Friday, September 9, 2011
9/11, Ten Years Later
When I was little, my parent's friends' big social/political question was, 'what were you doing when JFK was shot?' I got a bit older and it became, 'Did you know anyone who was there for the Kent State shootings?' Today the big topic is, 'What were you doing when the towers fell?'
. I was at home in Medina, Ohio getting ready for work when they were hit. I would turn The Today Show on at 8 a.m. as I ran around the condo, showering, grabbing sips of coffee and getting ready to drive up to Brunswick and my job as the bar manager at Johnny's, a nice family-style restaurant that catered to the more careerist residents of the town, as opposed to the farmer hilljack assholes that seemed to produce 75% of the offspring up there. Your average people populated the place, cops, teachers, computer programmers and alkie real estate agents. The cream of the Brunswick crop.

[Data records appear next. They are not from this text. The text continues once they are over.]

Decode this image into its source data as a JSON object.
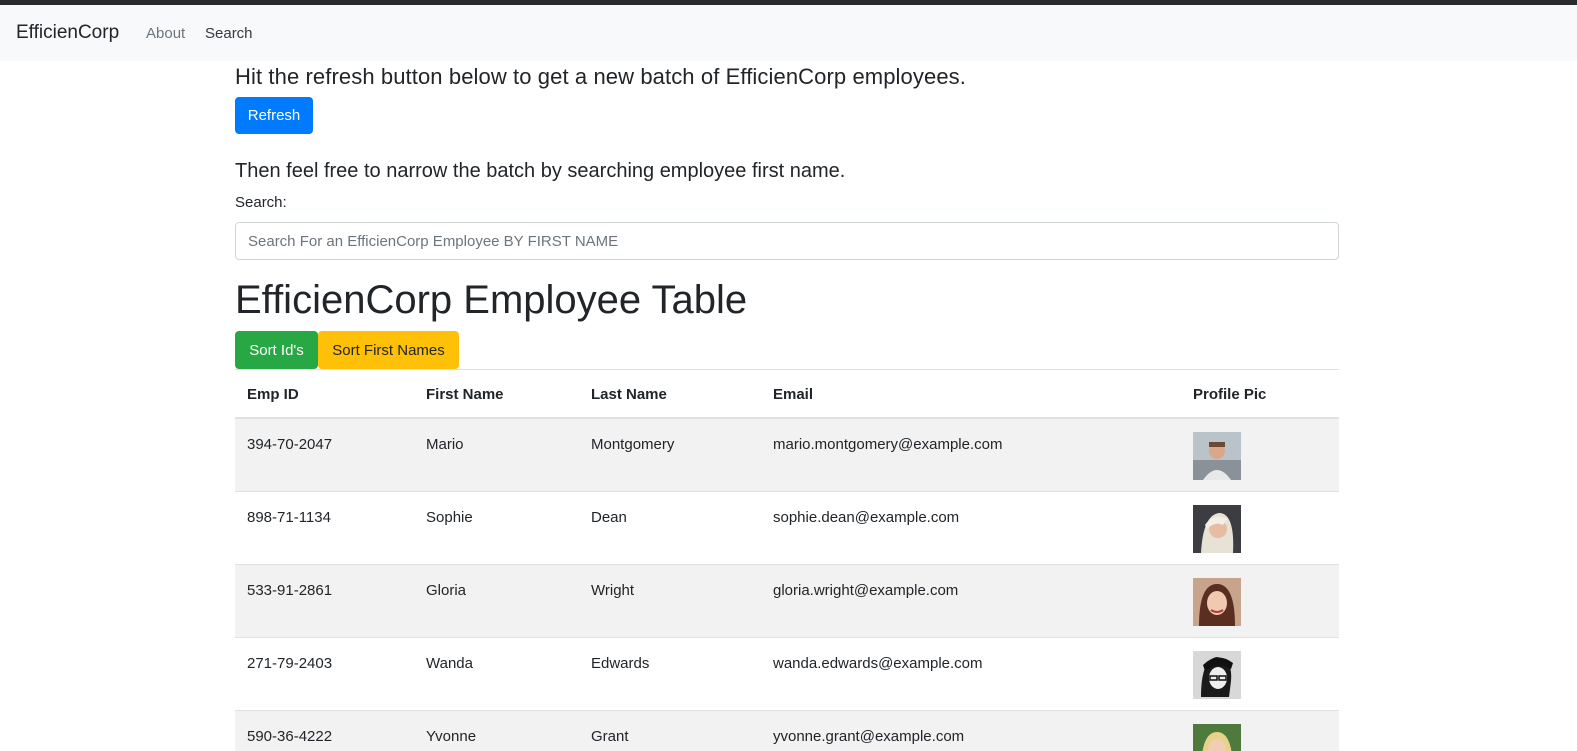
{
  "navbar": {
    "brand": "EfficienCorp",
    "links": [
      "About",
      "Search"
    ]
  },
  "intro": {
    "text": "Hit the refresh button below to get a new batch of EfficienCorp employees.",
    "refresh_label": "Refresh"
  },
  "search": {
    "instruction": "Then feel free to narrow the batch by searching employee first name.",
    "label": "Search:",
    "placeholder": "Search For an EfficienCorp Employee BY FIRST NAME",
    "value": ""
  },
  "table": {
    "title": "EfficienCorp Employee Table",
    "sort_ids_label": "Sort Id's",
    "sort_names_label": "Sort First Names",
    "headers": [
      "Emp ID",
      "First Name",
      "Last Name",
      "Email",
      "Profile Pic"
    ],
    "rows": [
      {
        "id": "394-70-2047",
        "first": "Mario",
        "last": "Montgomery",
        "email": "mario.montgomery@example.com",
        "pic": "profile-photo-icon"
      },
      {
        "id": "898-71-1134",
        "first": "Sophie",
        "last": "Dean",
        "email": "sophie.dean@example.com",
        "pic": "profile-photo-icon"
      },
      {
        "id": "533-91-2861",
        "first": "Gloria",
        "last": "Wright",
        "email": "gloria.wright@example.com",
        "pic": "profile-photo-icon"
      },
      {
        "id": "271-79-2403",
        "first": "Wanda",
        "last": "Edwards",
        "email": "wanda.edwards@example.com",
        "pic": "profile-photo-icon"
      },
      {
        "id": "590-36-4222",
        "first": "Yvonne",
        "last": "Grant",
        "email": "yvonne.grant@example.com",
        "pic": "profile-photo-icon"
      }
    ]
  },
  "colors": {
    "primary": "#007bff",
    "success": "#28a745",
    "warning": "#ffc107",
    "navbar_bg": "#f8f9fa",
    "stripe": "#f2f2f2"
  }
}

As soon as I saw the footage of the first plane hit the North tower, I called my brother who is an architect. He said that the structure would survive as long as none of the support beams were hit, clearly harking back to the first bombing attack which happened in the 90s when I was still living in New York. That was when terrorists placed a bomb in the parking garage but miscalculated on where to put it. Thank God for stupid terrorists! Too bad they weren't as bad the second time around.
Then the second tower was hit as I watched live on TV. I called my Dad. First words out of his mouth were, 'terrorists.' I was aghast. Terrorists weren't on my radar then. It had been almost a decade since the first attack, clearly we had learned something from that. Why would anyone do this? We Americans were happy then. We were flush. Life was good. War was the last thing on anyone's mind. This was the beginning of the end of that blind happiness. This was the beginning of a lot of scary shit. Things I thought I would never see, because we all move forward and do better than our ancestors, right? Did I really believe this? That younger generations improve upon the past? Such is the short sighted stupidity of the young.
Odd off-topic fact. My father died on 9/11 three years later. That was a weird day too. Story for another time.
At work, I was readying the restaurant for the 11 a.m. opening, rushing around, cell phone attached to my ear, trying to contact my friends in New York. Zero luck, total freak out. In my mind, there was a reason I couldn't reach them, and it was a bad one. I didn't know that everyone across the country was having problems, not until I got home at 6.
Later, after I found out that my friends were safe, I found out that one went through a particularly harrowing experience at Ground Zero. He was working in a building right off The World Trade Center's plaza. He and his co-workers were told not to evacuate, it was too dangerous with all the debris, fuselage and human. After dealing with the agonizing sight and sound of those that jumped to their deaths, he and his co-workers got the hell out of there. The towers fell shortly thereafter. He arrived home covered in dust. I cannot even imagine the nightmares he must have. It makes me tear up to this day.
I can't claim much trauma beyond what any American felt that day. Sure, I lived in New York for almost a decade. Sure, I would meet my brother for lunch by the bronze globe in the World Trade Plaza when he worked a few blocks away and we would glance up and talk about how cool it was that we lived in such an amazing place.
Sure, I was freaked out when I woke up Wednesday, September 12th, and walked out to get the paper in the cool dawn, stepping on the concrete driveway in the slowly warming quiet. I looked up and there were no planes in that clear, sill dark star freckled sky. It was eerie, it was like a bad horror movie from the 50s. It wasn't entirely real, even as it was all TOO real, and it was bad for all of us, whether we had been to New York or not. I can't even imagine how bad it was for those that lost someone in those towers, in The Pentagon, or in that field in Pennsylvania. My heart goes out to them. My heart also bleeds for those that in the military that died in the wars that followed, not out of some bandwagon jumping SUPPORT OUR TROOPS bullshit, but because it is all so completely and utterly STUPID, and religion and jingoism and the military-industrial greed machine are at the heart of it. It needs to end, and I wish we were a little more advanced so that we could see it, at least in my lifetime.